The idea is that the new fleet of cars that come in the market will have a smart chip in the car which is attached to the engine like a plug without which the engine will not ignite or it may very well be a part of the engine itself. This chip will have a unique code which can be used to start only one car which matches to its code. The chip will have a GPS tracking.
In the police surveillance room, a computer maintains a database which will have the owner details against every unique code of the smart chips and is connected with these chips on a real time basis.
If this chip can be made to sense a big impact on the car in case of an accident, then it will be very helpful.
- Most of the criminal activities like kidnapping, gang rape in a moving vehicle, terrorist activities, bank robbery, car theft etc involve the use of car. The police can trace all the cars in the vicinity of the criminal activity hours before and after the crime. This can give a very good lead to reach to the criminals / terrorists.
- Enforcing traffic laws will be much easier as the speed limit crossing, red light jumping, hit and run, wrong side driving can be traced. In US, the GPS also gives the speed limit of the car and the speed limit allowed on the road. Therefore, the technology is already there, its just a matter of flagging the exceptions. Any other traffic rule violation can be tracked and challans can be generated centrally by automatic systems and sent to the vehicle owner through email or by post.
- As Mr Modi says, minimum government maximum governance. Similarly, less police force but effective surveillance from surveillance room. No need for manning the small red lights.

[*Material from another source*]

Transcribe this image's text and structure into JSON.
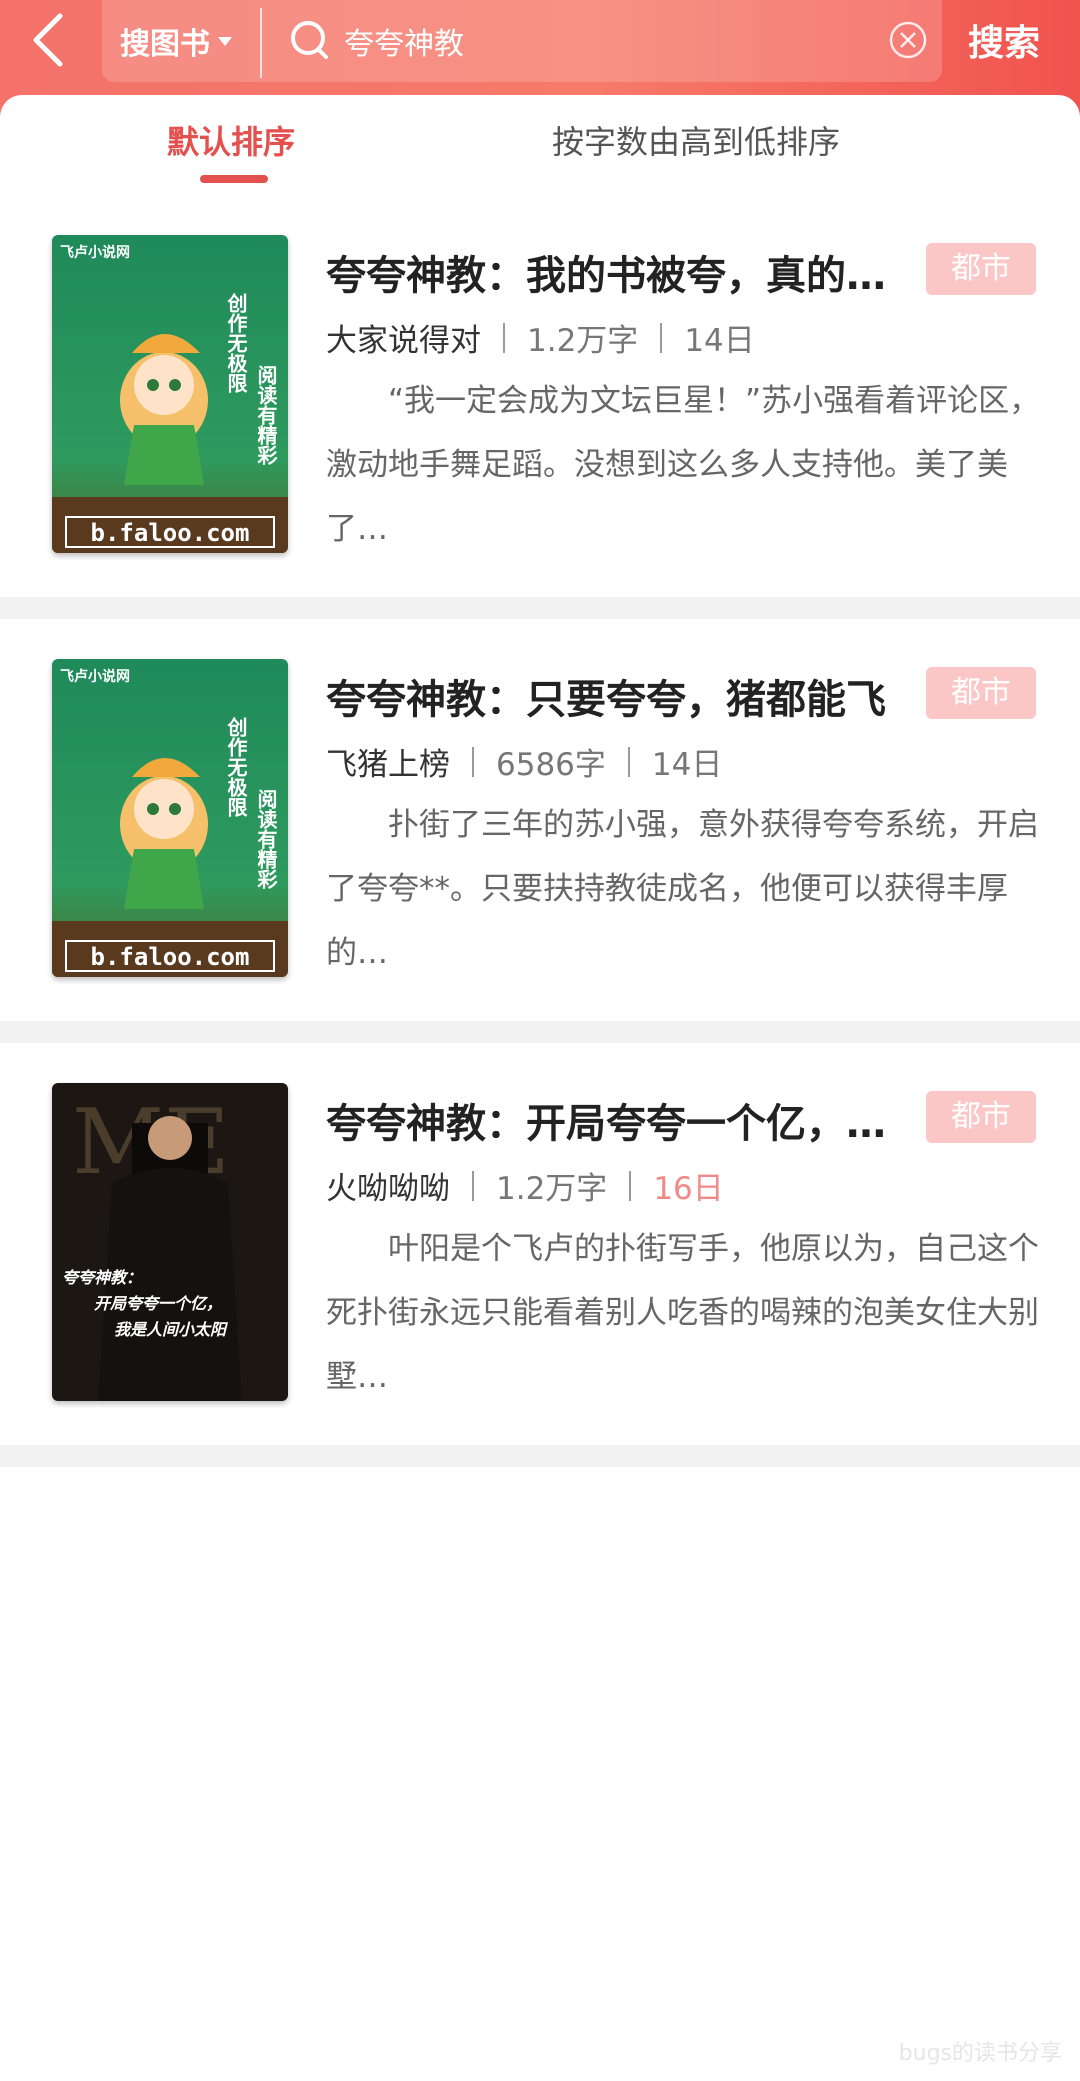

- Delhi Government recently announced running of even odd cars mechanism for reducing pollution. This chip can help in very efficient monitoring of even – odd car running and can throw exceptions on a computer screen without any need for physical surveillance.
- This can give very useful data to the policy makers and researchers. Think of a scenario where the policy makers know the exact number of cars running in a city or may be the whole country, with various attributes like diesel cars, petrol cars, CNG vehicles, aging of cars and the number of kilometers each type of car has driven.
- Heavy traffic congestion on any road can be detected and the problem can be resolved timely.
- Since, the chip can sense a big impact on the cars, it will be able to detect the accident and will send a signal to the police and ambulance for immediate action. As per a report on NDTV, over 137,000 people were killed in India in road accidents in 2013 alone, which is more than the number of people killed in all wars put together. Imagine the lives that could be saved with this simple technique. (Even if this chip takes some time, but a device to detect the impact on the vehicle can be developed which will send signals to ambulance, police and your relatives)
- Profiling criminals and tracking their activities on the basis of their car movement. Raising alarms in case of exceptions.
- Profiling car drivers
- These chips can linked to an escrow account maintained by the vehicle owner with a minimum prescribed balance say Rs 10,000. This way, the chip can serve as a smart tag for charging at toll plazas across the country. This will enable fast movement of traffic at tolls, reduce the need to keep large fleet of toll staff and also reduce unwanted arguments between vehicle owners and toll staff. Also, the penalty for traffic rule violation can be charged directly to their bank account.
- And offcourse, car thefts
Why High Security Registration Plate (HSRP) fails the test
High Security Registration plates were introduced as tamper proof and non-replaceable vehicle numbering plates bearing hologram with the aim to bring uniformity in the pattern of displaying registration marks. These number plates have unique seven digit laser code.
Various sources including Tribune India, The Times of India etc have mentioned about the short comings of HSRP project due to either of the following:-
- Slow implementation – Introduced by the Union Ministry of Road Transport and Highways in 2001 but implemented in 2011 in Punjab. Most of the other states are also violating the implementation timeline.
- Snap lock failure – A key security feature in the high security number plates fails to work properly
- Duplicate plates – As per The Hindu, the city plate makers have made replicas of these HSRP along with security hologram.
- No GPS tracking and Laser detectors not installed – The HSRPs do not have a tracking GPS and the digital laser code can be read only by laser detector cameras which will need to be installed at various road crossings across the country. However, these laser detector cameras are not available in India so far.